Some people prefer backpacks over shoulder bags. Because backpacks distribute the weight of the load. The back muscles and the abdomen carry the weight.
But heavy backpacks are also the lead cause of back injuries. This is true not only for children but also for adults.
However, there are some things you can do to avoid back injuries.
Wear it Correctly
Some people carry their backpacks in one shoulder. This is the wrong way of doing it.
Frequently wearing backpacks the wrong way can cause back injuries in the future.
When you wear a backpack the wrong way, it causes an uncomfortable spinal position. Over time, you may end up leaning to one side. This will affect your posture and your balance.
Avoid backpack injuries by wearing it on both shoulders.
Limit the Load
Experts advise your backpack should not be more than 20 percent of your body weight. Some even suggest aiming for 10 percent.
If you want to avoid backpack injuries, keep to this limit.
Heavy loads cause spinal discs to compress.

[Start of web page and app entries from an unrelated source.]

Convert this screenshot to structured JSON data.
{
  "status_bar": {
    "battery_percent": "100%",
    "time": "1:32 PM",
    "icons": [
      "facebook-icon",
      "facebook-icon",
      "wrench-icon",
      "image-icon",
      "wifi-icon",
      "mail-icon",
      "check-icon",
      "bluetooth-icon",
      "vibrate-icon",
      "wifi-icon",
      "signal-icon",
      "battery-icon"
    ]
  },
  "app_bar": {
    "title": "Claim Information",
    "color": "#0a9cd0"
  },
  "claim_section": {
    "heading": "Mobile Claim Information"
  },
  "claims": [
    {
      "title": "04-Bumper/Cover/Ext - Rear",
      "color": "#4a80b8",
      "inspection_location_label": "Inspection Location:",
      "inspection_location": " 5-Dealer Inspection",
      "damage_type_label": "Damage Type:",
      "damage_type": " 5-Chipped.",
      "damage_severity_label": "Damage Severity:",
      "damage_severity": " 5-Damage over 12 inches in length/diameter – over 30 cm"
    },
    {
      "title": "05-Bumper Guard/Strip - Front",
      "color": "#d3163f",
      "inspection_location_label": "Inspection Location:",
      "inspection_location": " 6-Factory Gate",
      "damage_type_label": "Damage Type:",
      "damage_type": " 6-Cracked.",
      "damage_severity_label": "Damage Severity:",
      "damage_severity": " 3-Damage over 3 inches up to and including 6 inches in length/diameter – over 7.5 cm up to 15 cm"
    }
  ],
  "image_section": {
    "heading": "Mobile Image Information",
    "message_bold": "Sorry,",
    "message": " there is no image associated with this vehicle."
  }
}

When a backpack is very heavy it causes you to bend forward or arch your back. Consequently, you'll start to feel pain in the back, neck, and shoulders.
Just Bring What's Necessary
For you to limit the load, you need to narrow down the items to bring. This needs time and planning.
Avoid packing last minute to avoid just grabbing what comes to mind.
Small kids might need their parents' help on this one. Parents should ensure they are just bringing the books and notebooks they'll use for the day.
And check if they snuck in something heavy but unnecessary – like a favorite toy.
When backpack straps have insufficient padding or are too tight, they put a lot of pressure on the shoulders. This affects blood circulation.
You can expect to feel numbness on the shoulder, and even arms.
When buying a backpack, avoid those that have narrow straps. They can't distribute the weight on the shoulders.
The Closer, the Better
To avoid backpack injuries, keep your backpack close to your back.
When the backpack is carried away from your back, it requires more effort and strains your back and shoulders.
Adjust the straps so the backpack sits comfortably on your shoulders.
Don't make it too loose that it drags the weight down on your back. But it should not be too tight as well.
When you organize your backpack contents, put the heaviest nearest to your back. Or load them at the bottom.
Use the Waist Belt
Waist belts are not there as a fancy design. It's there to help you avoid backpack injuries.
Waist belts can give the shoulders some rest. It takes a part of the weight of your backpack off of your shoulders and onto the waist.